Various Indian spices on table
Various Indian spices on table - YARUNIV Studio/Shutterstock

Whether you're following a recipe online or eating out at a restaurant, it's hard not to see how integral turmeric is to Indian cooking. The earthy spice has a musky and smoky taste, almost like mild black pepper encountering a wisp of ginger. It releases a delicate fire into food, but can overtake a dish when used in abundance. Although we can't imagine eliminating our consumption of the golden spice, one expert believes turmeric shouldn't be overused.

Out of all the delicious Indian dishes you have to try at least once, newbies to the cuisine tend to reach for curries and dals that are rife with turmeric. However, to celebrity chef Varun Inamdar, Indian food is more than just that one prevalent spice. "Turmeric is the most used and abused spice universally. We push everything onto the goodness of curcumin," he says. Generally, he thinks turmeric should be used moderately, and we can't help but agree. Too much of the earthy spice can cause food to taste bitter, and there are other worthy options that should be explored.

Inamdar also has a hot take on how often red chili is put to use. "Indian food is associated with heat," says the chef, although he believes that stereotype isn't always true. "Indian food cannot be generalized." While we'll forever love fiery foods such as rogan josh or pork vindaloo, more subdued dishes like creamy and fragrant chicken korma and curried black lentil soup with tadka deserve our love, too.

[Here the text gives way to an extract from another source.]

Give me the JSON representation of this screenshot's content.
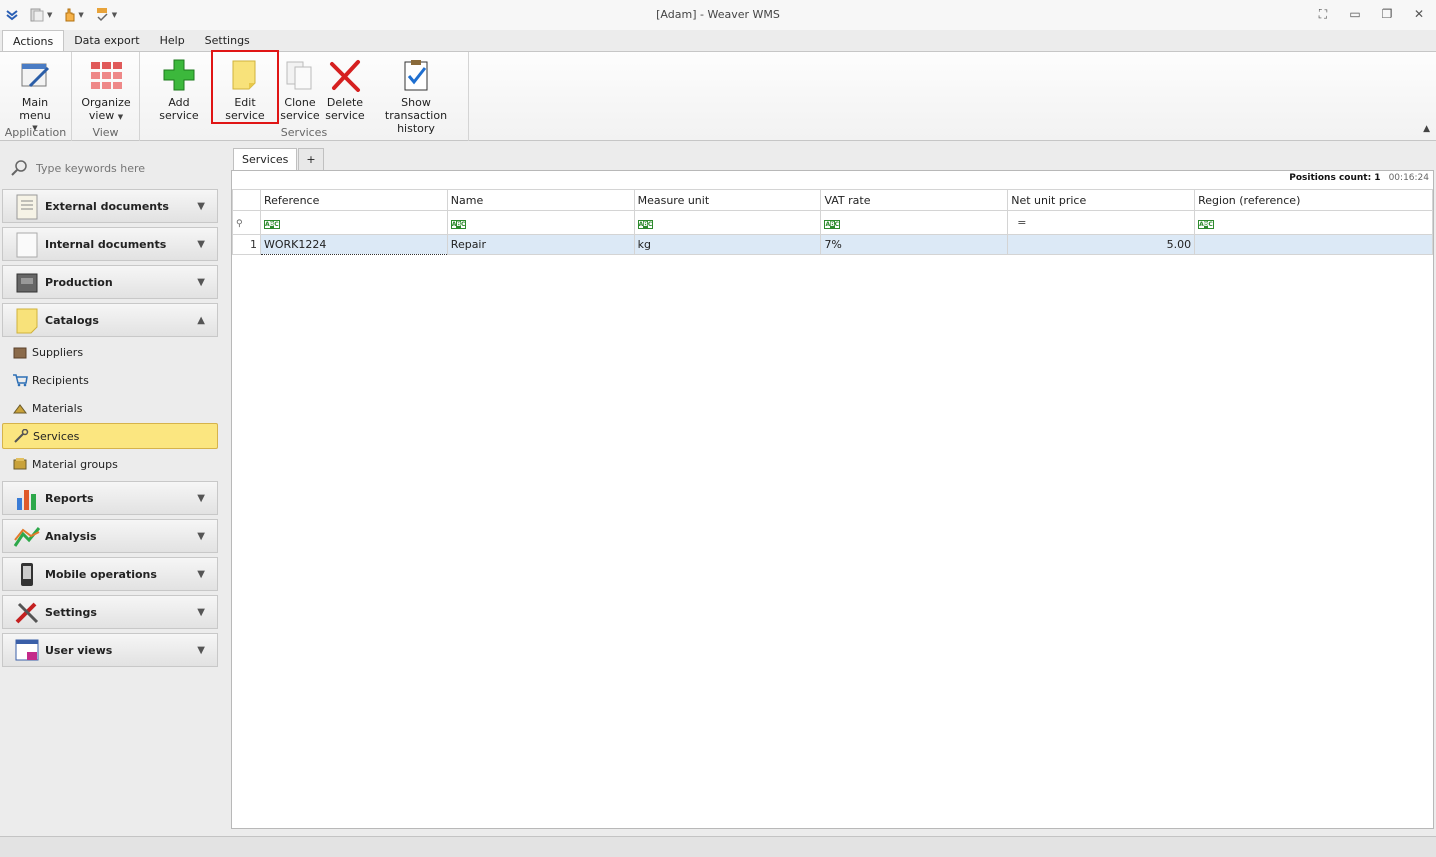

Read more: 25 Delicious Ways To Use Up Leftover Rice

What Other Indian Spices Should You Use Beyond Turmeric?

Turmeric and herbs and spices
Turmeric and herbs and spices - /Getty Images

For Inamdar, exploring the underrated regions of Indian cuisine allows you to get accustomed with more spices the country has to offer. "What is immensely popular beyond the boundaries of India is just the food from Punjab and the North West Frontier," he explains. He calls this 'popular restaurant food' but reminds us that "Indian cuisine is expansive yet regionally fiercely guarded."

Though turmeric is widely used around India, various regions have their own specialties. In Inamdar's cooking, he uses asafetida, an important component in a recipe he dedicated to his mother on his blog. A South Indian specialty, the spice comes from the root of ferula, an herb in the celery family. While it lacks that classic licorice taste that celery has, it's still extremely flavorful, offering more of a garlic-and-onions type of flavor. Asafetida is heavy on the umami, bringing a savory effect to any meal.

While North Indian foods like tandoori chicken and biryani have gained immense popularity outside the country, underrated dishes from other parts of the region aren't as well-known. Near the Himalayan mountains, Garhwali people whip up a host of delicious meals, often using jakhiya, an immensely flavorful seed. It's quite pungent and, like other Indian whole spices, gets heated in oil to deepen the taste, revealing its nutty sweetness.

Read the original article on Tasting Table.